(DIRECTIONS FOR THIS TASK) Filter the records down to the lines that hold the word "content", and copy each of those lines.

(EXCERPTED DATA)

=== Section Start ===

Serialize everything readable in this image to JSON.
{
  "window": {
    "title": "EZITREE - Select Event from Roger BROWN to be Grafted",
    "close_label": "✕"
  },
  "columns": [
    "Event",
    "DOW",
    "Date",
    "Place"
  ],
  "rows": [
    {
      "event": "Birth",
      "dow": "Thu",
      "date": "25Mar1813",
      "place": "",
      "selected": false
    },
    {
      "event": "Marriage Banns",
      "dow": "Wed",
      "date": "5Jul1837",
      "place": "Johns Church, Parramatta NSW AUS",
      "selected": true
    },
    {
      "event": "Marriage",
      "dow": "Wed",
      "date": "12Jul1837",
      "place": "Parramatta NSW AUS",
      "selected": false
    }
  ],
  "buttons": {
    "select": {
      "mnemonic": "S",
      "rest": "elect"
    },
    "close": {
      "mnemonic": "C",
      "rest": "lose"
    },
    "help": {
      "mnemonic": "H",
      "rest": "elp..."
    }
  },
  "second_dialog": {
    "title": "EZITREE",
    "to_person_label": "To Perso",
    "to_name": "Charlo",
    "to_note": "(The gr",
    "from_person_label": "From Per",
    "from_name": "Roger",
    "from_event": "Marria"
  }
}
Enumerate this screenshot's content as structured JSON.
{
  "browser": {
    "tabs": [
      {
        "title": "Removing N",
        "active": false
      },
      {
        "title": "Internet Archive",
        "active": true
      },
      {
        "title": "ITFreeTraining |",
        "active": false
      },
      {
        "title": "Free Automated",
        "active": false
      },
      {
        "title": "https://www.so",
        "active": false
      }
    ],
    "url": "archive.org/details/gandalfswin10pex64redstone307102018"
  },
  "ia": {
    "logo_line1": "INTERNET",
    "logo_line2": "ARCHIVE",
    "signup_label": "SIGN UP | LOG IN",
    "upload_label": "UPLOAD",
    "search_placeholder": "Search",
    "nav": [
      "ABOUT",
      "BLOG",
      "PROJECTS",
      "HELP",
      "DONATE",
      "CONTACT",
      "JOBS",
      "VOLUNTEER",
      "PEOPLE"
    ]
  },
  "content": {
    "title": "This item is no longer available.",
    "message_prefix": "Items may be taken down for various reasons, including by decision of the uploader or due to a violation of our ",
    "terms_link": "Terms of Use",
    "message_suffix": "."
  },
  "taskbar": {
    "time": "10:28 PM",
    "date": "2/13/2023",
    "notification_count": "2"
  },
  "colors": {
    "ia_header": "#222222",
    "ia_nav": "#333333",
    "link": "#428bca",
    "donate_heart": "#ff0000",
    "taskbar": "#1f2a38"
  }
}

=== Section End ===

(SOLUTION FOR THIS TASK)
Enumerate this screenshot's content as structured JSON.
  "content": {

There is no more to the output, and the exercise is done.